* PROBLEM TO SOLVE *
Set down each entry from the block beneath, exactly as written.

* DATA SHOWN *
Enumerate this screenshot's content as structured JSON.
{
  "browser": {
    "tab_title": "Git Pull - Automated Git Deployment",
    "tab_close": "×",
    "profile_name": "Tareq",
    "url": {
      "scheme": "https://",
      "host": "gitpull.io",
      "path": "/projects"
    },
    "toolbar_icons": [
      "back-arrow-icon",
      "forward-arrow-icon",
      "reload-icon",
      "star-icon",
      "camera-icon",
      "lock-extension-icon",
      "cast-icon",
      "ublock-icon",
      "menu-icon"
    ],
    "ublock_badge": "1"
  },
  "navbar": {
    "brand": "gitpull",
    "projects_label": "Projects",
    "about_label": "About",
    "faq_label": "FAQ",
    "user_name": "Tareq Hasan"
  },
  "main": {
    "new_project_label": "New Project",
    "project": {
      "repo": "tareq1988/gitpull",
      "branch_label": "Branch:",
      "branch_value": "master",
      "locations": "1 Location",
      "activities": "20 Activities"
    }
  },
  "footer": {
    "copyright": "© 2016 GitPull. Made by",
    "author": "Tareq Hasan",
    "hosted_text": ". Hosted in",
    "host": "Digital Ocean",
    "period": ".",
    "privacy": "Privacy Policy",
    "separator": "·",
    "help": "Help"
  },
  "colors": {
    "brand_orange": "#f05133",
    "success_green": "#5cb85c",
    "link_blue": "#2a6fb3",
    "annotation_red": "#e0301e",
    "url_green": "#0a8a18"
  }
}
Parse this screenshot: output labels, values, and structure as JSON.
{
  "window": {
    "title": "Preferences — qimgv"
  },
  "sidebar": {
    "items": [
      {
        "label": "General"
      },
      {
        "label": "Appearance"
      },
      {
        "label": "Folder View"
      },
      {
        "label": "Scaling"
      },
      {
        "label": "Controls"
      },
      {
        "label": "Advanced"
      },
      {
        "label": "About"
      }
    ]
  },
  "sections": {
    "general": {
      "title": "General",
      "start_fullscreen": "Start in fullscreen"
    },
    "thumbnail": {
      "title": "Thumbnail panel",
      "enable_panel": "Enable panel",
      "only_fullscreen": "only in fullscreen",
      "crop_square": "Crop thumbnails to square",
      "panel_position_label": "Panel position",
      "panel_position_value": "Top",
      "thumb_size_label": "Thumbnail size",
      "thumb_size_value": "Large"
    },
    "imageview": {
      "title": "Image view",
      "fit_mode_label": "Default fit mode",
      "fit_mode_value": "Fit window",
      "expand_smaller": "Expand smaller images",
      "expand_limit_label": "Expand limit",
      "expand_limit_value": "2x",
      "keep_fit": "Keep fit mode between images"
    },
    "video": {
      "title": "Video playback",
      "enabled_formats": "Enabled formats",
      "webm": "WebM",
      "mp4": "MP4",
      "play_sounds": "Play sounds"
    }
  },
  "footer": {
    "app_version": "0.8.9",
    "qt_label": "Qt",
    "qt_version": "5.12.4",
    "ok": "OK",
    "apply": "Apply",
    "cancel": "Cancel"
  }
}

* WRITTEN ANSWER *
Enumerate this screenshot's content as structured JSON.
{
  "browser": {
    "tab_title": "Git Pull - Automated Git Deployment",
    "tab_close": "×",
    "profile_name": "Tareq",
    "url": {
      "scheme": "https://",
      "host": "gitpull.io",
      "path": "/projects"
    },
    "toolbar_icons": [
      "back-arrow-icon",
      "forward-arrow-icon",
      "reload-icon",
      "star-icon",
      "camera-icon",
      "lock-extension-icon",
      "cast-icon",
      "ublock-icon",
      "menu-icon"
    ],
    "ublock_badge": "1"
  },
  "navbar": {
    "brand": "gitpull",
    "projects_label": "Projects",
    "about_label": "About",
    "faq_label": "FAQ",
    "user_name": "Tareq Hasan"
  },
  "main": {
    "new_project_label": "New Project",
    "project": {
      "repo": "tareq1988/gitpull",
      "branch_label": "Branch:",
      "branch_value": "master",
      "locations": "1 Location",
      "activities": "20 Activities"
    }
  },
  "footer": {
    "copyright": "© 2016 GitPull. Made by",
    "author": "Tareq Hasan",
    "hosted_text": ". Hosted in",
    "host": "Digital Ocean",
    "period": ".",
    "privacy": "Privacy Policy",
    "separator": "·",
    "help": "Help"
  },
  "colors": {
    "brand_orange": "#f05133",
    "success_green": "#5cb85c",
    "link_blue": "#2a6fb3",
    "annotation_red": "#e0301e",
    "url_green": "#0a8a18"
  }
}
Parse this screenshot: output labels, values, and structure as JSON.
{
  "window": {
    "title": "Preferences — qimgv"
  },
  "sidebar": {
    "items": [
      {
        "label": "General"
      },
      {
        "label": "Appearance"
      },
      {
        "label": "Folder View"
      },
      {
        "label": "Scaling"
      },
      {
        "label": "Controls"
      },
      {
        "label": "Advanced"
      },
      {
        "label": "About"
      }
    ]
  },
  "sections": {
    "general": {
      "title": "General",
      "start_fullscreen": "Start in fullscreen"
    },
    "thumbnail": {
      "title": "Thumbnail panel",
      "enable_panel": "Enable panel",
      "only_fullscreen": "only in fullscreen",
      "crop_square": "Crop thumbnails to square",
      "panel_position_label": "Panel position",
      "panel_position_value": "Top",
      "thumb_size_label": "Thumbnail size",
      "thumb_size_value": "Large"
    },
    "imageview": {
      "title": "Image view",
      "fit_mode_label": "Default fit mode",
      "fit_mode_value": "Fit window",
      "expand_smaller": "Expand smaller images",
      "expand_limit_label": "Expand limit",
      "expand_limit_value": "2x",
      "keep_fit": "Keep fit mode between images"
    },
    "video": {
      "title": "Video playback",
      "enabled_formats": "Enabled formats",
      "webm": "WebM",
      "mp4": "MP4",
      "play_sounds": "Play sounds"
    }
  },
  "footer": {
    "app_version": "0.8.9",
    "qt_label": "Qt",
    "qt_version": "5.12.4",
    "ok": "OK",
    "apply": "Apply",
    "cancel": "Cancel"
  }
}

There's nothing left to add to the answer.